7. Rodi Garganico
This seaside town springs to life at night. It seems that everyone and their dog (I’m not joking) are out. It’s a great place to soak up the atmosphere and wander around. Take a walk on the overcliff and relax on one of the benches made from locally sourced white marble for a great view of the rugged coastline. It’s particularly magical as the sun is setting with the mix of pink, white, and blue in the sky.
8. San Giovanni Rotondo
This is a town with two churches dedicated to San Pio. The modern church, which can hold up to 7000 people, was built about 10 years ago. The design of the new church is interesting because it doesn’t have the traditional look of a church inside or out. Among other things, the modern church boasts a large stained glass window and beautiful artwork on the lower ground floor. The old church has a crypt where Father/San Pio was laid to rest.
9. Monte Sant’Angelo
This 11th Century town used to be part of the Kingdom of Naples. The main attraction in this town is the Sanctuary of San Michele Arcangelo. Apparently, it is the oldest shrine dedicated to Saint Michael in Western Europe. In 2011, along with 6 other historic buildings, it was listed as a UNESCO World Heritage Site under the name Longobards in Italy, Places of Power (558-774 AD) Should you wish to venture down to the crypt, you will have to pay for a guided tour. The tours organised by the church are only in Italian. For guided tours in other languages, you will have to use a company like Zangardi Tours.
10. Gargano Tasting Trail
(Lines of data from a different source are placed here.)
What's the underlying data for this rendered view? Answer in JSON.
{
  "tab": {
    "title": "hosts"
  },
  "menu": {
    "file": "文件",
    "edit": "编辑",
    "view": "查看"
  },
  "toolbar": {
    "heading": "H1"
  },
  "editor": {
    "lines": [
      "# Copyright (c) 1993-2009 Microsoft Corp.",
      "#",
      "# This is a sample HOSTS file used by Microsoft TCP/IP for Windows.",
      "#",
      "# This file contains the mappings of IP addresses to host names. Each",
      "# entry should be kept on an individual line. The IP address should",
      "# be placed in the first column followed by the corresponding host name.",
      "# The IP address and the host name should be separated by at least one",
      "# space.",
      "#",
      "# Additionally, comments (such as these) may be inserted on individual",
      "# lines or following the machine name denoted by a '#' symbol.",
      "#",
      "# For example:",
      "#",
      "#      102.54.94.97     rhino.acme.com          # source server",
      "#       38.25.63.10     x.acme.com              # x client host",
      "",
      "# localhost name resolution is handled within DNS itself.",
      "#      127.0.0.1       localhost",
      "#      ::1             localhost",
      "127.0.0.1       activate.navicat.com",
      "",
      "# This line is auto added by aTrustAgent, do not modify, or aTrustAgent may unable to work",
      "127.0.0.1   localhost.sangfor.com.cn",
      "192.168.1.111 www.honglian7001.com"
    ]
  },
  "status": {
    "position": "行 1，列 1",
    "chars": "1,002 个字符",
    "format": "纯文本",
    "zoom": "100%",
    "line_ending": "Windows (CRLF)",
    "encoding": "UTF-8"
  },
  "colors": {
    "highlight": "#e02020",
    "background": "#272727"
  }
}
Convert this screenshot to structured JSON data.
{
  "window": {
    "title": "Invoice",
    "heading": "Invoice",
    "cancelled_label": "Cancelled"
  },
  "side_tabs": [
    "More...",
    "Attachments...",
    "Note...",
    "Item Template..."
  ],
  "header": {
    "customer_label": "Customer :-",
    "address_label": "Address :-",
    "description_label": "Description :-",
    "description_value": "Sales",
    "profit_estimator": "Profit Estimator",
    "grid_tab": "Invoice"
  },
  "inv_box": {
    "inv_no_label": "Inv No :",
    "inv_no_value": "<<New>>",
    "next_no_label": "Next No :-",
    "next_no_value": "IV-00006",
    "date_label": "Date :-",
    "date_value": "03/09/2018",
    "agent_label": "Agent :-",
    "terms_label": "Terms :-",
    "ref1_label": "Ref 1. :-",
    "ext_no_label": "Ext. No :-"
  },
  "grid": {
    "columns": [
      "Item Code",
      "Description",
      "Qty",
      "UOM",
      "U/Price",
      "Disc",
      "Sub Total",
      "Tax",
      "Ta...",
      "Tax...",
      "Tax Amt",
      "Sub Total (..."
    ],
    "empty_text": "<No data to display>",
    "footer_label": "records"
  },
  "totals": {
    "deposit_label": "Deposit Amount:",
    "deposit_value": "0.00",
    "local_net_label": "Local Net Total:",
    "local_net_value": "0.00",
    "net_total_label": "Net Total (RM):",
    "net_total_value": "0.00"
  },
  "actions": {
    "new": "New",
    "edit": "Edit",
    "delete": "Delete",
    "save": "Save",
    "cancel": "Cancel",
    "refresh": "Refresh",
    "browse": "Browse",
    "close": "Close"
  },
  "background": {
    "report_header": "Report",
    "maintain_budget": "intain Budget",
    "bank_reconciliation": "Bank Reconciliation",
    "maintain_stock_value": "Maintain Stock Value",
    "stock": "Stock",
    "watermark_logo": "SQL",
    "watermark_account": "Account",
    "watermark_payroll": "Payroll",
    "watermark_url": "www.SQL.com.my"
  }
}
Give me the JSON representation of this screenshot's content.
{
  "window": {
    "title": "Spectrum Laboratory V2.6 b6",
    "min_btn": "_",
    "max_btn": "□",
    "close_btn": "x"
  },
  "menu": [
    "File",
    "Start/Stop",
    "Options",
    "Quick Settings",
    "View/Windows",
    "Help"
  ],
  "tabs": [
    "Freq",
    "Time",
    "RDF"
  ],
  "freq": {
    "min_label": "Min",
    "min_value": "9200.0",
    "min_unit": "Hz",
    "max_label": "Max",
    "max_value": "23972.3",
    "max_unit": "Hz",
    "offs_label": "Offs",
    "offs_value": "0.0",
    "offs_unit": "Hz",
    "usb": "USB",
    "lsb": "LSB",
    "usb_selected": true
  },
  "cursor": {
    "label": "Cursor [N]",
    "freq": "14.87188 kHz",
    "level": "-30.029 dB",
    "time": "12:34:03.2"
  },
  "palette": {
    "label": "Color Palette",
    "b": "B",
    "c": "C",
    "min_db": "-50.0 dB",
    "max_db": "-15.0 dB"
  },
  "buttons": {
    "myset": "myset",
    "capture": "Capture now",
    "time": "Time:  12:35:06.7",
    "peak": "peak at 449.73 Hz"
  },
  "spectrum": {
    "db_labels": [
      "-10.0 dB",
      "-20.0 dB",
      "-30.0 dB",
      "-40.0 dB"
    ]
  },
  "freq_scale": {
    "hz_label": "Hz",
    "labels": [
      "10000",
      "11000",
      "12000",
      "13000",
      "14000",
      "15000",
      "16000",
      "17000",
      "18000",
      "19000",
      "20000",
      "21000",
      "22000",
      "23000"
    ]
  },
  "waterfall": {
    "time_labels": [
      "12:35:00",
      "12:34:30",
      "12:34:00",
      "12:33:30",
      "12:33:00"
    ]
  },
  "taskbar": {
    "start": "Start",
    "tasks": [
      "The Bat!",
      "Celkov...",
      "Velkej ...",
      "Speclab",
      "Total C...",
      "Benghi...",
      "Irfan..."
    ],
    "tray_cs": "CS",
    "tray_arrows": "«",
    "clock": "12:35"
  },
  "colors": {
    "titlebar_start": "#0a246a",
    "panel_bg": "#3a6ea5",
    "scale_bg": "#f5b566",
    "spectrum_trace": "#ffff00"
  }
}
The first ever Gargano Tasting Trail will be held in the first week of June (31 May – 6 June) and there will be events all over Gargano to celebrate all that this small region of Italy has to offer, which includes its history, culture, gastronomy, and dramatic landscape. There is further informaiton about this event on the Zangardi Tours website.
Travel tip shared by indtravhelp for Travel Dudes